NOTE: Part 3 is REALLY short, so here’s part 4 as a bonus for today.
Sometime late in the evening the patrol boat docked in Miami, but Feran and the others still spent the entire night aboard ship in the cages. Around midnight a deckhand brought bowls of water and slid them through feeding slots under the cage doors. There were no bathroom trips.
“That’s why they put sawdust in the corner of your cage,” Feran’s surly neighbor said bitterly.
Dawn broke for the prisoners — that is how Feran thought of them — a dusky gray straining out of the dark shadows around the hold.
Several Recombinant Control officers bulldozed in shortly after the light of day made its timid skulk amongst the gloomy corners. The Recombinants were removed from their cages and strung together single file, neck-to-neck with chains, the reptilian in front and Feran stationed at the rear. The officers marched them out, collared, manacled, and shackled, onto the deck and down a gangway. On the dock, they were ordered to line up side-by-side to await the arrival of a truck to take them to the Resettlement Facility.
The wait was long, and several small clumps of dock workers gathered to stare and jeer. Feran figured the officers arranged it all on purpose. Two of them stood guard off to the side grinning. Feran smiled back at them politely and nodded at the crowd pleasantly and panted happily as if he didn’t understand what they were saying or what was going on. The other prisoners glowered and snarled, baring their teeth, with the effect of delighting the humans and taking the attention off of Feran, so that when the hecklers threw things, they aimed at anyone but him. The poor, dumb beast was terribly boring to pick on when the crowd had the satisfaction of provoking angry humiliation from others as rational as themselves. Cruelty was far more enjoyable than simple brutality.
After about 45 minutes (as Feran reckoned by glances at his chain-mates wristwatch) two Ryder moving trucks arrived. The reptilian was loaded in the back of one and the rest of them, all feline and canine, were herded into the other. The trucks drove away from the port and through the city, and after that Feran wasn’t sure. Judging by the speed they traveled and the sounds of other vehicles, he guessed they were on an Interstate. No one spoke for a long time — the ride was noisy and they were sitting in near perfect darkness, except for a sliver of light that twinkled through a break in the seal along one of the doors. Eventually they exchanged names and a few vital facts, but not much more. Except for Feran, the rest were as sour as his cage neighbor.

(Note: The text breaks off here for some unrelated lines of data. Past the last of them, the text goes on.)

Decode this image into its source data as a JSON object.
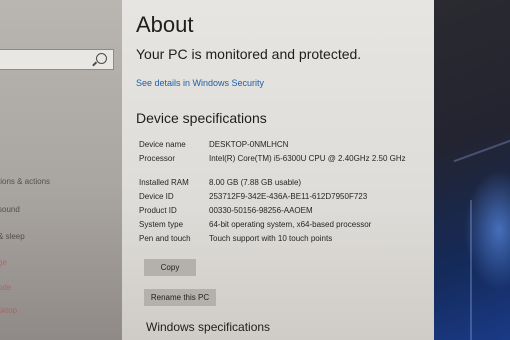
{
  "sidebar": {
    "search": {
      "icon": "search-icon"
    },
    "items": [
      {
        "label": "tions & actions"
      },
      {
        "label": "sound"
      },
      {
        "label": "& sleep"
      },
      {
        "label": "ge"
      },
      {
        "label": "ode"
      },
      {
        "label": "sktop"
      }
    ]
  },
  "main": {
    "title": "About",
    "protected": "Your PC is monitored and protected.",
    "security_link": "See details in Windows Security",
    "device_heading": "Device specifications",
    "specs": [
      {
        "label": "Device name",
        "value": "DESKTOP-0NMLHCN"
      },
      {
        "label": "Processor",
        "value": "Intel(R) Core(TM) i5-6300U CPU @ 2.40GHz   2.50 GHz"
      },
      {
        "label": "Installed RAM",
        "value": "8.00 GB (7.88 GB usable)"
      },
      {
        "label": "Device ID",
        "value": "253712F9-342E-436A-BE11-612D7950F723"
      },
      {
        "label": "Product ID",
        "value": "00330-50156-98256-AAOEM"
      },
      {
        "label": "System type",
        "value": "64-bit operating system, x64-based processor"
      },
      {
        "label": "Pen and touch",
        "value": "Touch support with 10 touch points"
      }
    ],
    "copy_label": "Copy",
    "rename_label": "Rename this PC",
    "windows_heading": "Windows specifications"
  },
  "colors": {
    "link": "#1f5fa8",
    "button_bg": "#b4b1ad",
    "desktop_blue": "#1a3a86"
  }
}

At some point they made a stop at a Rest Area and the Recombinants were let out. A canine by the name of Terrence who, like the others, looked to Feran like he’d just as well bite you as say hello, started hesitantly toward the facilities. One of the officers stepped in front of him and barred his way with a rifle.
“Now, where do you think you’re going?” he asked.
“Men’s room,” Terrence replied.
“Now why would you be going there? That there’s for men. You ain’t no man. They’ve got a place for you to go right over there.” The officer indicated a direction behind Terrence with a thrust of his rifle barrel. They all looked in the direction the officer indicated.
“Dog walk,” the sign said. Terrence turned back toward the officer and growled, his ears sharply back and his tail out menacingly behind him. Feran didn’t like where the situation was heading. He slipped up beside Terrence and whined softly to get his attention.
“This may not be the best time,” Feran said quietly. “They’ve got rifles and you’re chained between two cats with two more canids in tow. You go feral on this monkey and we won’t make it 20 yards before we’re all full of lead.”
Terrence hesitated, read Feran’s pleading ears and tail, and backed down. The group made its way to a line of trees and they all did their best to offer one another privacy and some chance at a little dignity. When their business was concluded, they were herded back on the truck and locked in the darkness.
About two and a half hours later the truck rumbled to a stop and they were unloaded in front of a warehouse surrounded by a chain-link fence topped with coils of barbed wire. Inside the fence dozens of mammal/human hybrids, shackled and collared in groups of three, stood or sat in the shade. Many watched the newcomers being unloaded from the truck. Feran and his band were led to a gatehouse where they had to give their names, ages, and places of birth and then taken into the warehouse.
Inside, the building had been converted into a gigantic barracks, each Recombinant supplied with a mattress on the floor and a blanket. Feran and the other new arrivals were passed off to a gray-headed Recombinant Control officer with a square jaw and a stiff disposition.
“Welcome to the Cape Canaveral Recombinant Resettlement Facility. Those of you with exceptional aptitude or applicable experience will be provided training in the event a risk scenario materializes during your migration to TER-1. Your stay here will not be long. How long depends on how quickly you can be trained. It’s all up to you.”
He then went on to explain the Facility’s rules and routine, but Feran didn’t pay attention. He was confused, hungry, and tired, and he needed to go to the bathroom.
END OF PART 4